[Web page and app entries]

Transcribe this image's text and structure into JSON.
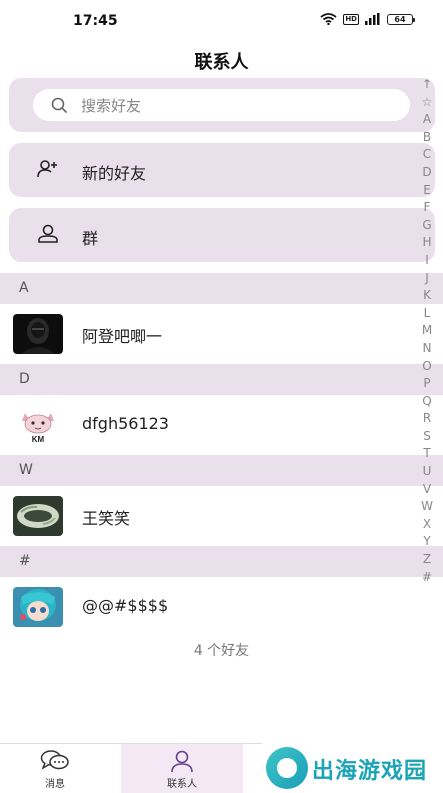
{
  "status_bar": {
    "time": "17:45",
    "hd": "HD",
    "battery": "64"
  },
  "header": {
    "title": "联系人"
  },
  "search": {
    "placeholder": "搜索好友"
  },
  "menu": [
    {
      "label": "新的好友",
      "icon": "add-user-icon"
    },
    {
      "label": "群",
      "icon": "user-icon"
    }
  ],
  "sections": [
    {
      "letter": "A",
      "contacts": [
        {
          "name": "阿登吧唧一",
          "avatar": "dark-hooded-figure"
        }
      ]
    },
    {
      "letter": "D",
      "contacts": [
        {
          "name": "dfgh56123",
          "avatar": "pink-cat-km",
          "avatar_text": "KM"
        }
      ]
    },
    {
      "letter": "W",
      "contacts": [
        {
          "name": "王笑笑",
          "avatar": "jade-bracelet"
        }
      ]
    },
    {
      "letter": "#",
      "contacts": [
        {
          "name": "@@#$$$$",
          "avatar": "anime-girl-teal-hair"
        }
      ]
    }
  ],
  "friend_count": "4 个好友",
  "index_letters": [
    "↑",
    "☆",
    "A",
    "B",
    "C",
    "D",
    "E",
    "F",
    "G",
    "H",
    "I",
    "J",
    "K",
    "L",
    "M",
    "N",
    "O",
    "P",
    "Q",
    "R",
    "S",
    "T",
    "U",
    "V",
    "W",
    "X",
    "Y",
    "Z",
    "#"
  ],
  "bottom_nav": [
    {
      "label": "消息",
      "icon": "chat-bubbles-icon",
      "active": false
    },
    {
      "label": "联系人",
      "icon": "person-icon",
      "active": true
    }
  ],
  "watermark": {
    "text": "出海游戏园"
  },
  "colors": {
    "accent_bg": "#eae0eb",
    "active_nav": "#f3e8f4",
    "watermark": "#1aa4b6"
  }
}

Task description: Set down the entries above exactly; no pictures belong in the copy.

Task answer:
Transcribe this image's text and structure into JSON.
{
  "status_bar": {
    "time": "17:45",
    "hd": "HD",
    "battery": "64"
  },
  "header": {
    "title": "联系人"
  },
  "search": {
    "placeholder": "搜索好友"
  },
  "menu": [
    {
      "label": "新的好友",
      "icon": "add-user-icon"
    },
    {
      "label": "群",
      "icon": "user-icon"
    }
  ],
  "sections": [
    {
      "letter": "A",
      "contacts": [
        {
          "name": "阿登吧唧一",
          "avatar": "dark-hooded-figure"
        }
      ]
    },
    {
      "letter": "D",
      "contacts": [
        {
          "name": "dfgh56123",
          "avatar": "pink-cat-km",
          "avatar_text": "KM"
        }
      ]
    },
    {
      "letter": "W",
      "contacts": [
        {
          "name": "王笑笑",
          "avatar": "jade-bracelet"
        }
      ]
    },
    {
      "letter": "#",
      "contacts": [
        {
          "name": "@@#$$$$",
          "avatar": "anime-girl-teal-hair"
        }
      ]
    }
  ],
  "friend_count": "4 个好友",
  "index_letters": [
    "↑",
    "☆",
    "A",
    "B",
    "C",
    "D",
    "E",
    "F",
    "G",
    "H",
    "I",
    "J",
    "K",
    "L",
    "M",
    "N",
    "O",
    "P",
    "Q",
    "R",
    "S",
    "T",
    "U",
    "V",
    "W",
    "X",
    "Y",
    "Z",
    "#"
  ],
  "bottom_nav": [
    {
      "label": "消息",
      "icon": "chat-bubbles-icon",
      "active": false
    },
    {
      "label": "联系人",
      "icon": "person-icon",
      "active": true
    }
  ],
  "watermark": {
    "text": "出海游戏园"
  },
  "colors": {
    "accent_bg": "#eae0eb",
    "active_nav": "#f3e8f4",
    "watermark": "#1aa4b6"
  }
}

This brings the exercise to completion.